Wearing black is normal in Vietnam – as is wearing any other colour. The Viet Cong traditionally, or perhaps culturally wore black clothing. The colour that is worn here to signify grief and mourning is white.
Vietnam is a conservative country, so it’s important to dress conservatively while traveling around the country. The dress code is a little more relaxed in major cities, but don’t wear short-shorts, low-cut tops or revealling dresses to the local fish market. Save the skimpy attire for the beach – if you must.
As a communist country, Vietnam is officially an atheist state. Even so, most Vietnamese are not atheists, but believe in a combination of three religions: Daoism, Buddhism, and Confucianism. Added to these are the customs and practice of spirit worship and ancestor veneration.
Like most other countries, kids in Vietnam believe in Santa Claus and he’s known as ‘Ông già Noel’, meaning ‘Christmas old man’.
Chocolates, Puff Snacks, and Ice Creams are popular for both males and females. Especially Chocolates seem to be the most popular sweets for them. So Chocolates may be your first choice as gifts for Vietnamese people.
For certain feelings, Vietnamese people favor non-verbal communication. They often do not express feelings of thankfulness or apology by verbal expressions such as ‘thank you’ or ‘I am sorry’, but instead do so through non-verbal means such as slight bow or a smile.
Families are very strong and help each other in all needs. The Vietnamese generally shake hands both when greeting and when saying good-bye. Shake with both hands, and bow your head slightly to show respect. Bow to the elderly who do not extend their hand.
As a rule of thumb, Vietnamese people always take off their footwear when they come home or enter others’ houses. The origin of this tradition is pretty unknown. Bringing shoes into a local house in Vietnam is, therefore, a taboo to some people, just like bringing dirty things, bringing bad luck into the home.
For example, it is usually considered polite to slurp or make noises while eating in Vietnam. This is especially true when it comes to eating noodles: slurping is the norm and there are many (good) reasons for this, all of which are related to taste, flavour, and general enjoyment of the food you’re eating.”
During a meal, everyone can say “Xin mời” to invite each other to dig in. In a way, this is one of the many Vietnamese versions of the phrase “Bon appetit”. Specifically, children and younger individuals at the table are expected to invite everyone to eat before they can start eating.

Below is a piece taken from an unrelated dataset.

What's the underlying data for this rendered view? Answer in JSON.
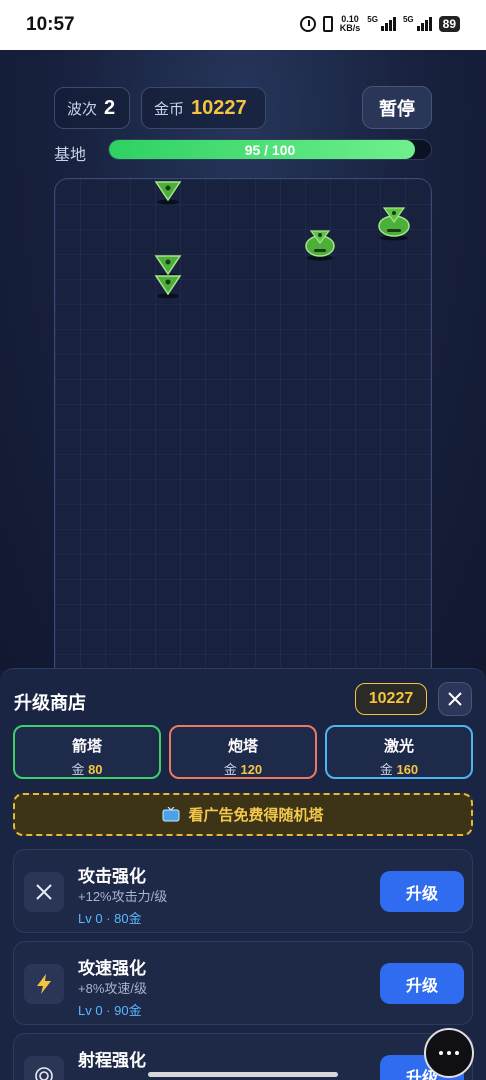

For the Vietnamese, the smile is a proper response in most situations when verbal expression is not needed or not appropriate. With a smile, the Vietnamese can show happiness, contentment, agreement, acceptance, desire, and tolerance.
In Vietnam the gesture is considered rude, especially to another person. Referring to female genitals, it is comparable to the finger in western culture. In German-speaking countries and also Sweden and Latvia the gesture is a sign of lying.
The Vietnamese consider the following respectful: Bowing is a greeting and shows great respect. Nodding is used as another way to say hello and yes. Avoiding eye contact shows respect to older people or to people of the opposite sex.
There are actually dozens of rat species, and Vietnamese mostly eat two common ones: The rice field rat, which weighs up to half a pound, and the bandicoot rat, which can grow up to two pounds. (Read how rats became an unescapable part of city living.)
In Vietnam, red envelopes are a traditional part of Vietnamese culture considered to be lucky money and are typically given to children during Vietnamese Lunar New Year. They are generally given by the elders and adults, where a greeting or offering health and longevity is exchanged by the younger generation.
Nguyen is the most common Vietnamese family name.